Blood Pressure Home > Effects of High Blood Pressure
If the inside of your blood vessels get smaller and harder -- and the pressure inside them increases -- your heart has to pump harder to get blood through them. Your heart is a muscle, and just like other muscles, working this hard makes your heart get bigger.
This is not a good thing for the heart. The heart can become stretched out, and some of the blood that is supposed to pump through your body remains inside the heart instead. Eventually, the heart begins to weaken because it simply cannot continue to pump so hard against the pressure in your vessels. When the heart can no longer pump all the blood out of its chambers, a person has what's known as congestive heart failure. This is a serious condition. Fluid backing up into the lungs and chest cavity -- leading to extreme shortness of breath -- can be a symptom of congestive heart failure.

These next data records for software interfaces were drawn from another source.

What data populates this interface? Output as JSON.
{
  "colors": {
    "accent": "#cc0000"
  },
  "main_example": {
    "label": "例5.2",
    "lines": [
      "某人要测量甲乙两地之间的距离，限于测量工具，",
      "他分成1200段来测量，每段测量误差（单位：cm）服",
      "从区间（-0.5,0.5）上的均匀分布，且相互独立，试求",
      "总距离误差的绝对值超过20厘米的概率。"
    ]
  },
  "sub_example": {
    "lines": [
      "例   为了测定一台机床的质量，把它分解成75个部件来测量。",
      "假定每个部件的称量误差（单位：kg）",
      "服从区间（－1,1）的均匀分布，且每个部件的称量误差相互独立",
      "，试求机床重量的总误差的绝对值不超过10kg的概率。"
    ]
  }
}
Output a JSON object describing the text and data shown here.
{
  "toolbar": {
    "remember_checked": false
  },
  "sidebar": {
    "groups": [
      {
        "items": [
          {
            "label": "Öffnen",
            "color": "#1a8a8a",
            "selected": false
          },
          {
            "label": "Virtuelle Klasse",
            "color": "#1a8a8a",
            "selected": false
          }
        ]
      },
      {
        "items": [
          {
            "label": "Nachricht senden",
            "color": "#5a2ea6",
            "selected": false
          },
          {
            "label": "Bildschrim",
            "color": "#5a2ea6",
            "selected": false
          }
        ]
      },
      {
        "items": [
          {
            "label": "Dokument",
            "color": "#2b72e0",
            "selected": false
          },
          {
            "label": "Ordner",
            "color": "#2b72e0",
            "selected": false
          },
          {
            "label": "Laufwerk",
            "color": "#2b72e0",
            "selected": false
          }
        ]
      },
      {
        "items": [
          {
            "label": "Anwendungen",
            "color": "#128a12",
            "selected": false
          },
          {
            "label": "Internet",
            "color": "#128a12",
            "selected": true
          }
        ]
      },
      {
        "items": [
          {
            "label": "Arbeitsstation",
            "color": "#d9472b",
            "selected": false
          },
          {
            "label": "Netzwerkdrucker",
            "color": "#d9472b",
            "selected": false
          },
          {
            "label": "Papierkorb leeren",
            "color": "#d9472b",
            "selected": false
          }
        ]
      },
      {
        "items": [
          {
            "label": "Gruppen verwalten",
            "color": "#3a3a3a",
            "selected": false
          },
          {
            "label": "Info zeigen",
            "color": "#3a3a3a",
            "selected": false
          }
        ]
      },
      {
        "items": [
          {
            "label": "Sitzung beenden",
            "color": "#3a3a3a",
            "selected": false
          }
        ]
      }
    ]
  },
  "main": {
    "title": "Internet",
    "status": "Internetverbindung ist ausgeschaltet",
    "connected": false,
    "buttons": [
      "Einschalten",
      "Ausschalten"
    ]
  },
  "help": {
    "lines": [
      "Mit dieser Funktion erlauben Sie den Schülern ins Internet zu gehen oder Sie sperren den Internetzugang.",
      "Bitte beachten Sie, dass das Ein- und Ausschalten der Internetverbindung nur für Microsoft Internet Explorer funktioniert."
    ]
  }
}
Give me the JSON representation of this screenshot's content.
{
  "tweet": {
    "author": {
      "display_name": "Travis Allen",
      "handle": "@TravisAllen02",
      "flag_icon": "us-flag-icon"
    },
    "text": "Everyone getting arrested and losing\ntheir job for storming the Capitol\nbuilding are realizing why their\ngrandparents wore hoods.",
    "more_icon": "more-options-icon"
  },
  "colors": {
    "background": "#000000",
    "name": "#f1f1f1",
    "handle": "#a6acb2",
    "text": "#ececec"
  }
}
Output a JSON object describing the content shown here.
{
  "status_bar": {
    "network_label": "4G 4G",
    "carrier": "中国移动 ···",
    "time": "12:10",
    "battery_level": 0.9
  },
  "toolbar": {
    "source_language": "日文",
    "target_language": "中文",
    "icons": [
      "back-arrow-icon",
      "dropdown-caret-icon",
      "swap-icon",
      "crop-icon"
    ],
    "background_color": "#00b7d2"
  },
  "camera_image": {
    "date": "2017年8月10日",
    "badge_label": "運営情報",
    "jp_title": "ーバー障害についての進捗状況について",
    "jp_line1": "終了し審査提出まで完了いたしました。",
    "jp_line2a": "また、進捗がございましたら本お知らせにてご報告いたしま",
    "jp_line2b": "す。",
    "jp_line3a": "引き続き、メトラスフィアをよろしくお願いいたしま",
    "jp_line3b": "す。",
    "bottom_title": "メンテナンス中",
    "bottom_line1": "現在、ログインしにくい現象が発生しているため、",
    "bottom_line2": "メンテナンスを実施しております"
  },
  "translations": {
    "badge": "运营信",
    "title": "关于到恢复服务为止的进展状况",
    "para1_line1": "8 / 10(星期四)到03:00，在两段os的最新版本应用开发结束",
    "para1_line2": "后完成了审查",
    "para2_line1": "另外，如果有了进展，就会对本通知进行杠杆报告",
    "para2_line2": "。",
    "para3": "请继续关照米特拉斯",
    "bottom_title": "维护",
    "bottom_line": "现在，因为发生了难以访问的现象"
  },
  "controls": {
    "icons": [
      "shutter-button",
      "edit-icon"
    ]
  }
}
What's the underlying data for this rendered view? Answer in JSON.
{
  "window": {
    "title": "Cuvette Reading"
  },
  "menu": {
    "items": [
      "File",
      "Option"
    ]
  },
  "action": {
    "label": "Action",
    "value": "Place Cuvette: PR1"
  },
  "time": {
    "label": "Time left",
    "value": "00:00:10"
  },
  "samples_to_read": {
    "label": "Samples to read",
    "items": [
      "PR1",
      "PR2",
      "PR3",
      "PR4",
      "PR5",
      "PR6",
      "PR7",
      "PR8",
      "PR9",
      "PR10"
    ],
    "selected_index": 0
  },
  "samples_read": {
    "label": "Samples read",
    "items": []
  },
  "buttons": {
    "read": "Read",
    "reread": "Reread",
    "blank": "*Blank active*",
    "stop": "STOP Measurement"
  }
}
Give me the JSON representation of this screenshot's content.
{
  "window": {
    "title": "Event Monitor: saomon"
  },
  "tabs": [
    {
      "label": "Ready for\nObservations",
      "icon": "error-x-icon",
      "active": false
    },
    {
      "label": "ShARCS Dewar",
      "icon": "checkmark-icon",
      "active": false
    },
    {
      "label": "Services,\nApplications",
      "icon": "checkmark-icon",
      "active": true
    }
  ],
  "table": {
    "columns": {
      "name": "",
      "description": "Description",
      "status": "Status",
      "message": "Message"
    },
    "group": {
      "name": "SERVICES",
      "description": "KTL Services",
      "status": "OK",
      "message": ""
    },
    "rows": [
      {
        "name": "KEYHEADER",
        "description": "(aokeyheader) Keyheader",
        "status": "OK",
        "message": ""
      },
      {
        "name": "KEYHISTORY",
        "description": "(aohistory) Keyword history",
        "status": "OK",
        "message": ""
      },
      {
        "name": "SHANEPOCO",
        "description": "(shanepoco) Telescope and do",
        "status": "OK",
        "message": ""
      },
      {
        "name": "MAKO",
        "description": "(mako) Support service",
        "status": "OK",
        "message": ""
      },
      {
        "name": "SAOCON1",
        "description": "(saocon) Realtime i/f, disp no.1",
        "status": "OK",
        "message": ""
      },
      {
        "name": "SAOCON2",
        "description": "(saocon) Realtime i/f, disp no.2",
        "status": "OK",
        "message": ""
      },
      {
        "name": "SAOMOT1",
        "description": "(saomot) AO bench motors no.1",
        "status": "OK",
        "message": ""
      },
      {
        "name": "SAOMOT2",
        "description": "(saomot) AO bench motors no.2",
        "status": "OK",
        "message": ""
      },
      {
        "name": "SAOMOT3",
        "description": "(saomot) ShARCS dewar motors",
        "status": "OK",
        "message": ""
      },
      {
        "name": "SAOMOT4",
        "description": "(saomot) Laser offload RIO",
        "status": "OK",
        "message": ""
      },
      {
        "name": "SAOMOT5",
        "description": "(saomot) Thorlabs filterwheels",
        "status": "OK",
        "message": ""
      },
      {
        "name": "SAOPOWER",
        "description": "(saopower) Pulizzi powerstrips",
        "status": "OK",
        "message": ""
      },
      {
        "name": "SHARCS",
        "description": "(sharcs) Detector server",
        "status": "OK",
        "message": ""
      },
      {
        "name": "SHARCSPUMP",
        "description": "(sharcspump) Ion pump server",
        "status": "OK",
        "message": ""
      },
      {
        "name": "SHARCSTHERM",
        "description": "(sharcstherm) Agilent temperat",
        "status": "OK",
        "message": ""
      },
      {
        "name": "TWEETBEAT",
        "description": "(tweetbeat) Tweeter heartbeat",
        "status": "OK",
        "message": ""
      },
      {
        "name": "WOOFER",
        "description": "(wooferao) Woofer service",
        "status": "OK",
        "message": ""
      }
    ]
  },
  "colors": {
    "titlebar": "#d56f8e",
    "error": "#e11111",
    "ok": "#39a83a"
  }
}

High blood pressure can also damage the brain. Blood vessels in the brain can rupture or get blocked, just like blood vessels elsewhere in the body. The difference is that if a blood vessel ruptures in the brain, the bleeding can cause serious problems, or even death. This bleeding is called a hemorrhage. If a blood vessel in the brain gets blocked, the brain tissues will be deprived of the nutrients and oxygen they usually get from the blood. This is known as a stroke. High blood pressure is a major cause of both strokes and bleeding in the brain. It can also affect normal brain function as a person ages.
The kidneys are also important organs that can be damaged by high blood pressure. If the arteries that supply blood to the kidneys are damaged, the kidneys' tissues will not get the blood they need and the kidneys themselves can gradually lose their ability to function.